Home Burial Themes

Themes and Meanings (Critical Guide to Poetry for Students)

Frost’s primary concern in “Home Burial” is to present modes of grief and communication. The Frosts’ first child, a son, died in 1900 at the age of four. Their grief, which permanently wrenched their long marriage, took conflicting forms, during which his wife, unlike the more talkative Frost, bottled up her grief and called the world evil exactly as Amy does. Frost, who gave innumerable public and private readings of his poetry, never included “Home Burial,” explaining that it was too sad.

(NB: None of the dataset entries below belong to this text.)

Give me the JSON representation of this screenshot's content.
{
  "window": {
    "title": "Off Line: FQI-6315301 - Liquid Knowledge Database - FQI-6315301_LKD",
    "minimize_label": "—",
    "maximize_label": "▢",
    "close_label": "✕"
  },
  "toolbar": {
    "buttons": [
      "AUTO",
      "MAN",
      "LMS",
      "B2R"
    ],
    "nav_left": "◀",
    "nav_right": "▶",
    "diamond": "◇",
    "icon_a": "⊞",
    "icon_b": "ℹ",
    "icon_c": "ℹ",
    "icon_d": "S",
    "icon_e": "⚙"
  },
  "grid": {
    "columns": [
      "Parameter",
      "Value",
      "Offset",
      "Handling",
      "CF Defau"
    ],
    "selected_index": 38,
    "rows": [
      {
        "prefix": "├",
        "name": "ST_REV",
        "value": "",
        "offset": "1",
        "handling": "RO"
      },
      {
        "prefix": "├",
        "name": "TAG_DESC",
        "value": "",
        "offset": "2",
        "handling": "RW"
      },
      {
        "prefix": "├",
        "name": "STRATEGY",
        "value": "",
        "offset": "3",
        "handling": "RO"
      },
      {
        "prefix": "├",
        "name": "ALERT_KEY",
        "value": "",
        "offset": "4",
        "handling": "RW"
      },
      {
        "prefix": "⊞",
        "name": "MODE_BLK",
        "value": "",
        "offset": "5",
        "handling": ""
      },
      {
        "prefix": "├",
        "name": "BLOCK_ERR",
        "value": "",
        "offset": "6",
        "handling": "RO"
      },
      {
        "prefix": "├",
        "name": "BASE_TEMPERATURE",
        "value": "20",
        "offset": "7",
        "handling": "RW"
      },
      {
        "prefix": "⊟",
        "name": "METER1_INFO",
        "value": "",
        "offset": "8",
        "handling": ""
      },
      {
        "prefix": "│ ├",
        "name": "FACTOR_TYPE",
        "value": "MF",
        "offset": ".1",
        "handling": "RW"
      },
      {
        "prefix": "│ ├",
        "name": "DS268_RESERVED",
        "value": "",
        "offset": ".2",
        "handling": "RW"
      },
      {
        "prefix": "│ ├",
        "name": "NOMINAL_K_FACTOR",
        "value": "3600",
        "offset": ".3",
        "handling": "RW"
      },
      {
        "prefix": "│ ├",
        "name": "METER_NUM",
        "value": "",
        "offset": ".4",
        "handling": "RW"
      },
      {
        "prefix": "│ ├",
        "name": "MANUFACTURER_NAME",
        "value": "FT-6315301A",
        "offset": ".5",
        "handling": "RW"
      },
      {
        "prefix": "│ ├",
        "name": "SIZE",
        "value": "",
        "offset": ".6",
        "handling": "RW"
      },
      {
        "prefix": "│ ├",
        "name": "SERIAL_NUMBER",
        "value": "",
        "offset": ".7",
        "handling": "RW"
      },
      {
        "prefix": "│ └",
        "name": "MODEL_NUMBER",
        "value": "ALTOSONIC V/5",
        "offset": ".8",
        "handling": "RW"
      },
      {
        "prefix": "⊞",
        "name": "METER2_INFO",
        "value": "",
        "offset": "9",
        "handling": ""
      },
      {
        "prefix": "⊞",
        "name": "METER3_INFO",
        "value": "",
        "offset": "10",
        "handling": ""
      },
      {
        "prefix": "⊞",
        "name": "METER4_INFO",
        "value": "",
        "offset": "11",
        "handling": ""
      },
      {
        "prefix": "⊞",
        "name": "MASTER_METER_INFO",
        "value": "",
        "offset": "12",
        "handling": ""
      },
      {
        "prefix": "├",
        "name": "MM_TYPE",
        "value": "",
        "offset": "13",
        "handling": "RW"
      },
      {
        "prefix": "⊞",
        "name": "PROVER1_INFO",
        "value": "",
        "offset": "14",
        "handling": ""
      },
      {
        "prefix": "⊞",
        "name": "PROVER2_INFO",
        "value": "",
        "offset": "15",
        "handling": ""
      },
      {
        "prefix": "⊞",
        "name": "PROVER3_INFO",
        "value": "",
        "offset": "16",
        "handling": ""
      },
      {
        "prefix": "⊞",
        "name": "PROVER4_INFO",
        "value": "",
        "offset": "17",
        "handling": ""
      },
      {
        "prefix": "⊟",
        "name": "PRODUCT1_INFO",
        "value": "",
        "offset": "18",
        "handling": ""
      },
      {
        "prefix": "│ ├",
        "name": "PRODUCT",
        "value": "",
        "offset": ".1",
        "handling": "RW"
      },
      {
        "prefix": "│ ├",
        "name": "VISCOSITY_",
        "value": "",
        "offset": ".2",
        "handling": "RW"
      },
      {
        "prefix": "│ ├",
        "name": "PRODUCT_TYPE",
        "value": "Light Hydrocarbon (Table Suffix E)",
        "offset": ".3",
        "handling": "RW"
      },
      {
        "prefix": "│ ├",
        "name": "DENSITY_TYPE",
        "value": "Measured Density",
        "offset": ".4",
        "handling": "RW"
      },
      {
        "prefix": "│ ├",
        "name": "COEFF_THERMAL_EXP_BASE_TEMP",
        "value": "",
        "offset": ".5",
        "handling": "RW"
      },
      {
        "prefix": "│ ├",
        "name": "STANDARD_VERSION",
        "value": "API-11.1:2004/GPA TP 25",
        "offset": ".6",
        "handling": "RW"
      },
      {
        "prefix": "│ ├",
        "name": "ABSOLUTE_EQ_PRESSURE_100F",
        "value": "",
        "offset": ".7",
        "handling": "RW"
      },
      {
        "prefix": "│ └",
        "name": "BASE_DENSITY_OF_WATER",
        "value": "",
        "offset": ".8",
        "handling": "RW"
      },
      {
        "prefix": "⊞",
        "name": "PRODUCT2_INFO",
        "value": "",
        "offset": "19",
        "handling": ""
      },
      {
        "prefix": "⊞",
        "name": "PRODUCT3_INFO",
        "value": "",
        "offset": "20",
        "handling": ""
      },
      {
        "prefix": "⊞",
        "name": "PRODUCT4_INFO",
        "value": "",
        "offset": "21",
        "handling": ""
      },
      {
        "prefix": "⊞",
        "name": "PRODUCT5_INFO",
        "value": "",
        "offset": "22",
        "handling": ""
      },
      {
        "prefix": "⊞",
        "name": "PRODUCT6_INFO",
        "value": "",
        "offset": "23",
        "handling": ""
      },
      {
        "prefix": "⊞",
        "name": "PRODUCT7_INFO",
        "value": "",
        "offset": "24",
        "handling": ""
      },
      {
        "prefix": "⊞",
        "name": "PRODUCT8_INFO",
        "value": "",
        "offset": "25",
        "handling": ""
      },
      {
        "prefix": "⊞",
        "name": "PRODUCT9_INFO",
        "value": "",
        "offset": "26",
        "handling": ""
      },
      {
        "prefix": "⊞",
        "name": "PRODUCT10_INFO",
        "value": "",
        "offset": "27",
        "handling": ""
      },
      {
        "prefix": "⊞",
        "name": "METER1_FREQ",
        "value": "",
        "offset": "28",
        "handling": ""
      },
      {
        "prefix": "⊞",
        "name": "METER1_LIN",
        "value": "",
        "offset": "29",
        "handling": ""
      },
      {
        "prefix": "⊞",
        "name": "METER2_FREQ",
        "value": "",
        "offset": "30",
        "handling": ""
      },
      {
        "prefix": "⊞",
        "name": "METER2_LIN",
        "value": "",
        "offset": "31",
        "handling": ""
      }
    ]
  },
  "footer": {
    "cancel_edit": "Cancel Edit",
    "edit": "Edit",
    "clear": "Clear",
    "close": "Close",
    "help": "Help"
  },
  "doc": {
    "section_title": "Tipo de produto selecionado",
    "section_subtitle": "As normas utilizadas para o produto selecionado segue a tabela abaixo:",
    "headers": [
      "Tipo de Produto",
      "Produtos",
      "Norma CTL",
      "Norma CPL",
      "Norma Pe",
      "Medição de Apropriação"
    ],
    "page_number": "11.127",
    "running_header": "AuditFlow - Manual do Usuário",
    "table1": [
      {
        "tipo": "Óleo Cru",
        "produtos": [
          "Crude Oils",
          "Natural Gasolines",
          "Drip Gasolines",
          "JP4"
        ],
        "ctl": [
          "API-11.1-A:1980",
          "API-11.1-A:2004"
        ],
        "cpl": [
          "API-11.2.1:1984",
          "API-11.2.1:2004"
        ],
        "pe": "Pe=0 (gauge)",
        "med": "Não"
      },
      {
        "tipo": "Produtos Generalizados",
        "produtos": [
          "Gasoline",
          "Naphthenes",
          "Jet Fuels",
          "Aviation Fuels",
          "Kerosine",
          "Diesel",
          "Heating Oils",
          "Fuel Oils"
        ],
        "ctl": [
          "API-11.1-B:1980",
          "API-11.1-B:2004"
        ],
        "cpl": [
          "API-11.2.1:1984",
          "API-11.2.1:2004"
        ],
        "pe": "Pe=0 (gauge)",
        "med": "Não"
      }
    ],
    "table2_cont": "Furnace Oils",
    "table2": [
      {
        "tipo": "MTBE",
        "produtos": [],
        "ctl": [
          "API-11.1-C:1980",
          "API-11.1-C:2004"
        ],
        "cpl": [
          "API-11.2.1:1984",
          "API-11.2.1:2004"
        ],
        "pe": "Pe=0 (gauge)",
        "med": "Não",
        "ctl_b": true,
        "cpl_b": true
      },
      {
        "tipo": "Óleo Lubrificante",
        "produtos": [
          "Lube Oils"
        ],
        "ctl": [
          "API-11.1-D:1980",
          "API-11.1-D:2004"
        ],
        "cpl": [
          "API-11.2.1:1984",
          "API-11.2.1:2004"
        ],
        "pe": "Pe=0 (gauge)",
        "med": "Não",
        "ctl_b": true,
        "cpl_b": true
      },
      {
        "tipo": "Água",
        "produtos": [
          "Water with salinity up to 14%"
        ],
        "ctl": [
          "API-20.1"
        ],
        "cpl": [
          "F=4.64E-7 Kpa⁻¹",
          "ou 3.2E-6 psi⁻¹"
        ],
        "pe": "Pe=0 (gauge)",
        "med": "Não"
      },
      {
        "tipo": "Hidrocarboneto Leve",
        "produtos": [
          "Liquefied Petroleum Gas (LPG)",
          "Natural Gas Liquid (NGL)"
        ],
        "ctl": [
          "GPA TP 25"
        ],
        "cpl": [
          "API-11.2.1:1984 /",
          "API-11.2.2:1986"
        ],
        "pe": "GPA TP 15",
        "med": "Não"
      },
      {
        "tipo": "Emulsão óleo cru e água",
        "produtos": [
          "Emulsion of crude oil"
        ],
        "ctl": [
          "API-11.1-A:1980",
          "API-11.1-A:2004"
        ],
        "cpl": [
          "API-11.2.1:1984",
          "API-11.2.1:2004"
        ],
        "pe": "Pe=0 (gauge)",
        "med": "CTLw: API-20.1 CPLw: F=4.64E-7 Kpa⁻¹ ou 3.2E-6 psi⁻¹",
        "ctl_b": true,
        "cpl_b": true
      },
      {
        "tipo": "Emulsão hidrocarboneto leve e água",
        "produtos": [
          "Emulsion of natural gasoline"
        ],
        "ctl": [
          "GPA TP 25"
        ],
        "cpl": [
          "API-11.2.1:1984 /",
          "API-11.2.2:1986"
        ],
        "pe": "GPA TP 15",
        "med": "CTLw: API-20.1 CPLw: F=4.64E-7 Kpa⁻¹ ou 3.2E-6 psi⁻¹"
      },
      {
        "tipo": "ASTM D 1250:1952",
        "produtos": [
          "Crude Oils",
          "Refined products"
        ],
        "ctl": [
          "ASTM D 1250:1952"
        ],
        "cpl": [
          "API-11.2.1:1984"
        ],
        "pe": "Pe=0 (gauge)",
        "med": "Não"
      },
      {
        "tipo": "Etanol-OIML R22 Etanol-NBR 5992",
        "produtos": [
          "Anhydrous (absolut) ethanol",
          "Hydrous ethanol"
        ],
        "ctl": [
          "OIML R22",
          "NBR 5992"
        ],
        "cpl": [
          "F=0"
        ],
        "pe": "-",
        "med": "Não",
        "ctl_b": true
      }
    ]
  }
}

Amy and her husband are disastrously contrasting spouses. She is masochistic and rebellious. When she says, “I won’t have grief so/ If I can change it. Oh, I won’t, I won’t!,” she risks losing not only husband but reason itself. He moves coarsely from trying to question her to protesting and threatening. He never explains his sense of loss or his mode of grieving and never tells her that his commonplace talk and actions might represent a flinching from heartbreak. He never says that when he buried their baby he wished she had been standing beside him. Amy too misses a chance to replace discord with harmony, by not helping him frame the question he wants to ask; instead she stifles him by saying that neither he nor “any man” can speak acceptably to her. Never once do they speak of “our” child.

They communicate by body language more expressively than by words. At first she is at the top of the stairs, and he is at the bottom. After they have reversed positions of seeming dominance, he sits—but with his chin in “his fists,” not his hands. When he generalizes about off-limit topics between couples, her only response is to “movethe latch” of the door. Her intention is to get out of the house. It, along with her husband in it, is smothering her. Frost offers two messages in “Home Burial,” one for pessimists such as himself, another for optimists. Its action exposes barriers to communication even among people “wonted” to intimacy. On the other hand, the dreadful aftermath of such barriers should encourage readers of good will to speak from the heart, listen, and be sympathetic.